──────── EXERCISE MATERIAL

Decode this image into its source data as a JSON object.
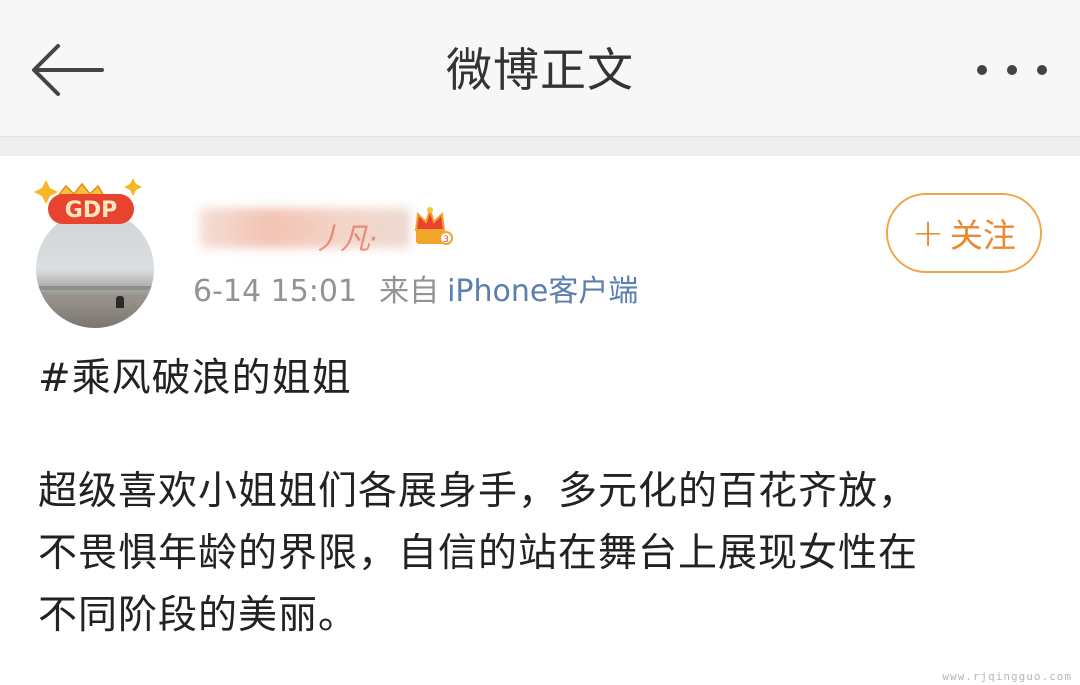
{
  "nav": {
    "back_icon": "arrow-left-icon",
    "title": "微博正文",
    "more_icon": "more-dots-icon"
  },
  "post": {
    "avatar_badge": "GDP",
    "username_visible": "丿凡·",
    "vip_icon": "crown-vip-icon",
    "time": "6-14 15:01",
    "source_label": "来自",
    "source": "iPhone客户端",
    "follow": {
      "plus": "+",
      "label": "关注",
      "color": "#f0a54a"
    },
    "topic": "#乘风破浪的姐姐",
    "body_lines": [
      "超级喜欢小姐姐们各展身手，多元化的百花齐放，",
      "不畏惧年龄的界限，自信的站在舞台上展现女性在",
      "不同阶段的美丽。"
    ]
  },
  "watermark": "www.rjqingguo.com",
  "colors": {
    "accent": "#e88a2f",
    "link": "#5b7fae",
    "meta": "#939393"
  }
}
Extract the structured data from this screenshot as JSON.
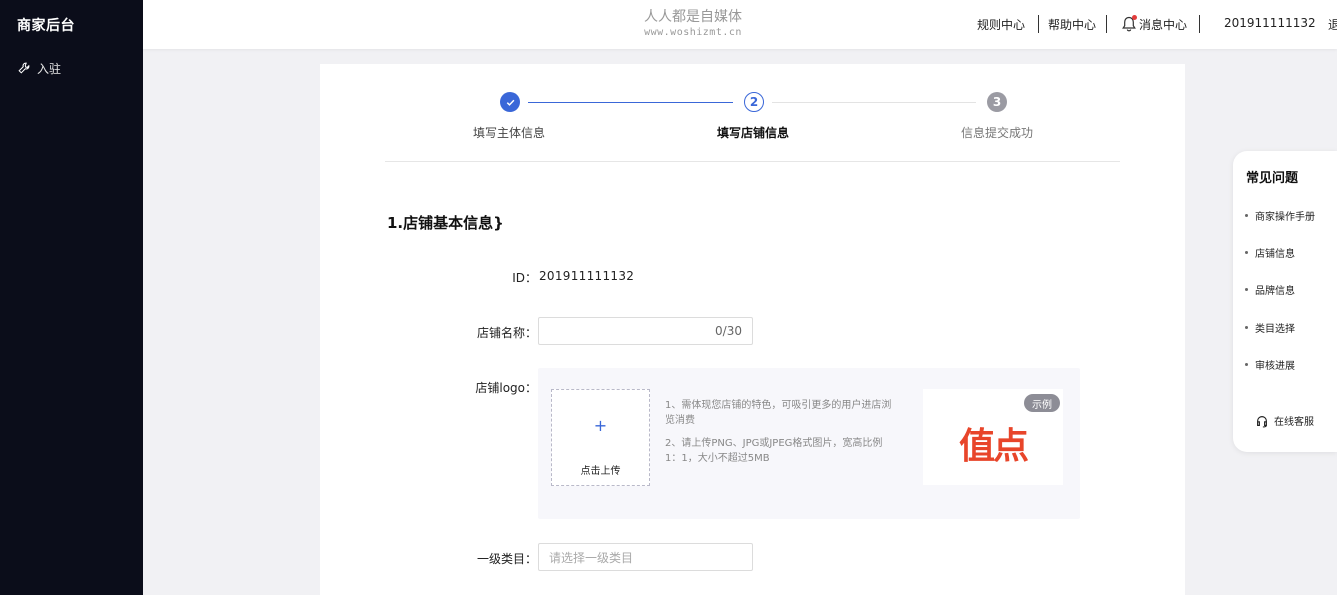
{
  "sidebar": {
    "brand": "商家后台",
    "items": [
      {
        "label": "入驻",
        "icon": "wrench-icon"
      }
    ]
  },
  "header": {
    "watermark": {
      "line1": "人人都是自媒体",
      "line2": "www.woshizmt.cn"
    },
    "nav": [
      "规则中心",
      "帮助中心",
      "消息中心"
    ],
    "user_id": "201911111132",
    "logout": "退"
  },
  "steps": [
    {
      "num": "1",
      "label": "填写主体信息",
      "state": "done"
    },
    {
      "num": "2",
      "label": "填写店铺信息",
      "state": "active"
    },
    {
      "num": "3",
      "label": "信息提交成功",
      "state": "todo"
    }
  ],
  "form": {
    "section_title": "1.店铺基本信息}",
    "id_label": "ID：",
    "id_value": "201911111132",
    "name_label": "店铺名称：",
    "name_counter": "0/30",
    "logo_label": "店铺logo：",
    "upload_plus": "+",
    "upload_label": "点击上传",
    "tip1": "1、需体现您店铺的特色，可吸引更多的用户进店浏览消费",
    "tip2": "2、请上传PNG、JPG或JPEG格式图片，宽高比例1：1，大小不超过5MB",
    "example_badge": "示例",
    "example_logo": "值点",
    "category_label": "一级类目：",
    "category_placeholder": "请选择一级类目"
  },
  "faq": {
    "title": "常见问题",
    "items": [
      "商家操作手册",
      "店铺信息",
      "品牌信息",
      "类目选择",
      "审核进展"
    ],
    "service": "在线客服"
  },
  "colors": {
    "sidebar_bg": "#0b0d1a",
    "accent": "#3a67d8",
    "logo_red": "#e8452a"
  }
}
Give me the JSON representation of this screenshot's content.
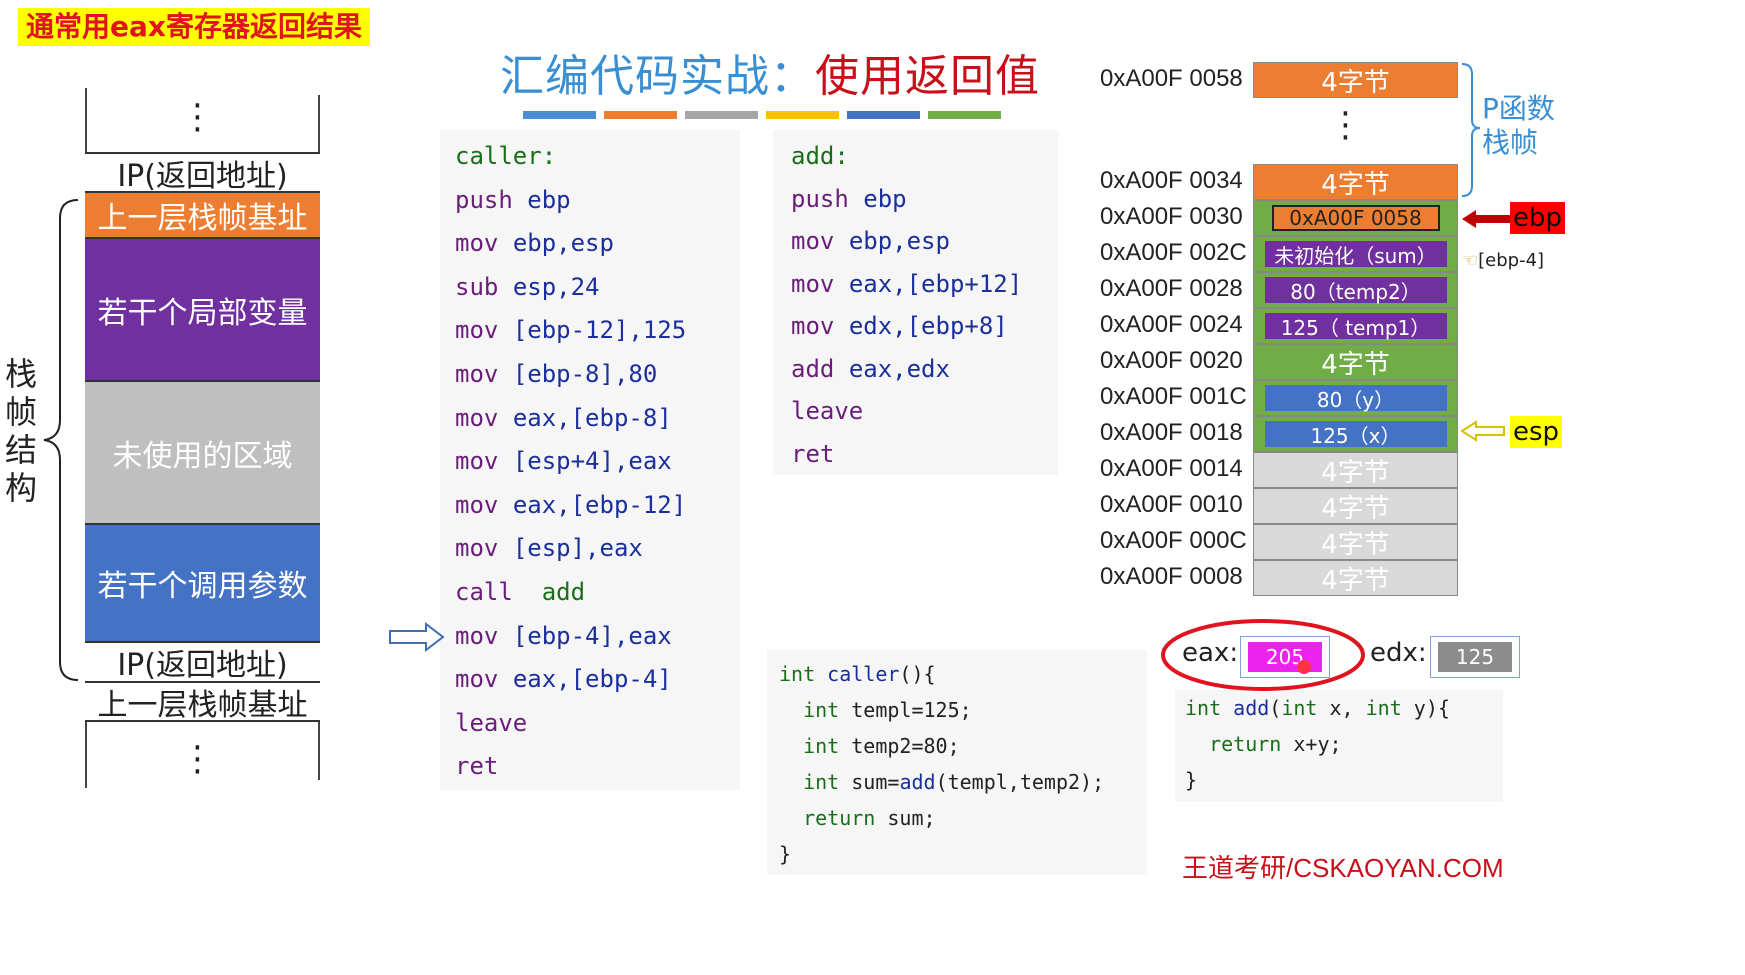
{
  "note": "通常用eax寄存器返回结果",
  "title": {
    "part1": "汇编代码实战：",
    "part2": "使用返回值"
  },
  "color_bars": [
    "#4a8fd6",
    "#ed7d31",
    "#a5a5a5",
    "#ffc000",
    "#4472c4",
    "#70ad47"
  ],
  "stack_diagram": {
    "side_label": "栈帧结构",
    "blocks": [
      {
        "label": "IP(返回地址)",
        "color": "#ffffff",
        "text_color": "#222222"
      },
      {
        "label": "上一层栈帧基址",
        "color": "#ed7d31",
        "text_color": "#ffffff"
      },
      {
        "label": "若干个局部变量",
        "color": "#7030a0",
        "text_color": "#ffffff"
      },
      {
        "label": "未使用的区域",
        "color": "#bfbfbf",
        "text_color": "#ffffff"
      },
      {
        "label": "若干个调用参数",
        "color": "#4472c4",
        "text_color": "#ffffff"
      },
      {
        "label": "IP(返回地址)",
        "color": "#ffffff",
        "text_color": "#222222"
      },
      {
        "label": "上一层栈帧基址",
        "color": "#ffffff",
        "text_color": "#222222"
      }
    ]
  },
  "caller_asm": [
    {
      "op": "caller:",
      "args": ""
    },
    {
      "op": "push",
      "args": "ebp"
    },
    {
      "op": "mov",
      "args": "ebp,esp"
    },
    {
      "op": "sub",
      "args": "esp,24"
    },
    {
      "op": "mov",
      "args": "[ebp-12],125"
    },
    {
      "op": "mov",
      "args": "[ebp-8],80"
    },
    {
      "op": "mov",
      "args": "eax,[ebp-8]"
    },
    {
      "op": "mov",
      "args": "[esp+4],eax"
    },
    {
      "op": "mov",
      "args": "eax,[ebp-12]"
    },
    {
      "op": "mov",
      "args": "[esp],eax"
    },
    {
      "op": "call",
      "args": "add"
    },
    {
      "op": "mov",
      "args": "[ebp-4],eax"
    },
    {
      "op": "mov",
      "args": "eax,[ebp-4]"
    },
    {
      "op": "leave",
      "args": ""
    },
    {
      "op": "ret",
      "args": ""
    }
  ],
  "add_asm": [
    {
      "op": "add:",
      "args": ""
    },
    {
      "op": "push",
      "args": "ebp"
    },
    {
      "op": "mov",
      "args": "ebp,esp"
    },
    {
      "op": "mov",
      "args": "eax,[ebp+12]"
    },
    {
      "op": "mov",
      "args": "edx,[ebp+8]"
    },
    {
      "op": "add",
      "args": "eax,edx"
    },
    {
      "op": "leave",
      "args": ""
    },
    {
      "op": "ret",
      "args": ""
    }
  ],
  "caller_c": [
    "int caller(){",
    "  int templ=125;",
    "  int temp2=80;",
    "  int sum=add(templ,temp2);",
    "  return sum;",
    "}"
  ],
  "add_c": [
    "int add(int x, int y){",
    "  return x+y;",
    "}"
  ],
  "memory": {
    "addresses": [
      "0xA00F 0058",
      "0xA00F 0034",
      "0xA00F 0030",
      "0xA00F 002C",
      "0xA00F 0028",
      "0xA00F 0024",
      "0xA00F 0020",
      "0xA00F 001C",
      "0xA00F 0018",
      "0xA00F 0014",
      "0xA00F 0010",
      "0xA00F 000C",
      "0xA00F 0008"
    ],
    "cells": [
      {
        "text": "4字节",
        "bg": "#ed7d31",
        "inner": ""
      },
      {
        "text": "4字节",
        "bg": "#ed7d31",
        "inner": ""
      },
      {
        "text": "0xA00F 0058",
        "bg": "#70ad47",
        "inner": "#ed7d31"
      },
      {
        "text": "未初始化（sum）",
        "bg": "#70ad47",
        "inner": "#7030a0"
      },
      {
        "text": "80（temp2）",
        "bg": "#70ad47",
        "inner": "#7030a0"
      },
      {
        "text": "125（ temp1）",
        "bg": "#70ad47",
        "inner": "#7030a0"
      },
      {
        "text": "4字节",
        "bg": "#70ad47",
        "inner": ""
      },
      {
        "text": "80（y）",
        "bg": "#70ad47",
        "inner": "#4472c4"
      },
      {
        "text": "125（x）",
        "bg": "#70ad47",
        "inner": "#4472c4"
      },
      {
        "text": "4字节",
        "bg": "#d9d9d9",
        "inner": ""
      },
      {
        "text": "4字节",
        "bg": "#d9d9d9",
        "inner": ""
      },
      {
        "text": "4字节",
        "bg": "#d9d9d9",
        "inner": ""
      },
      {
        "text": "4字节",
        "bg": "#d9d9d9",
        "inner": ""
      }
    ],
    "frame_label": "P函数栈帧",
    "ebp_label": "ebp",
    "esp_label": "esp",
    "ebp_minus4_label": "[ebp-4]"
  },
  "registers": {
    "eax_label": "eax:",
    "eax_value": "205",
    "edx_label": "edx:",
    "edx_value": "125"
  },
  "footer": "王道考研/CSKAOYAN.COM"
}
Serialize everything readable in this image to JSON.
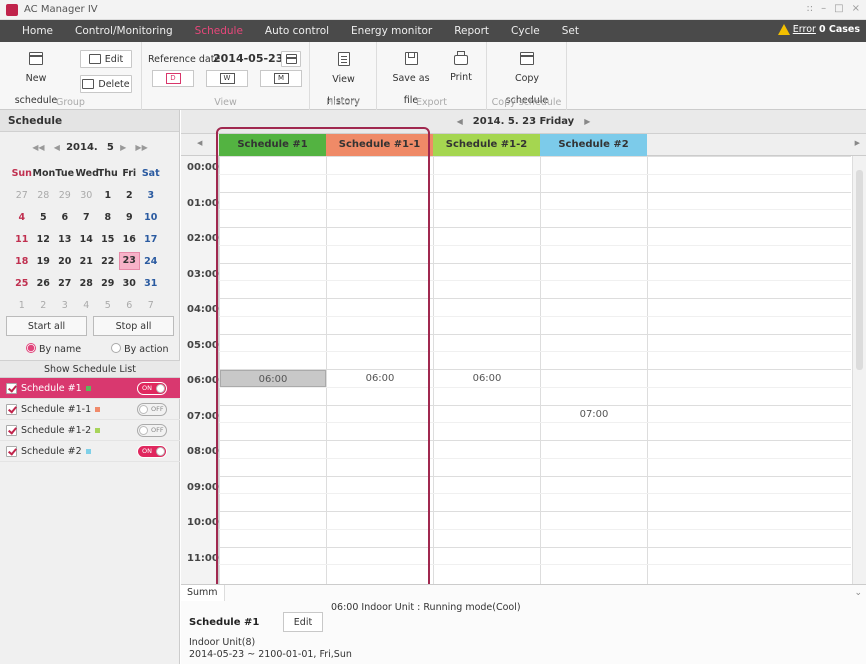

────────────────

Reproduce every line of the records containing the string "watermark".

  "watermark": "www.rjqingguo.com",
    "watermark": {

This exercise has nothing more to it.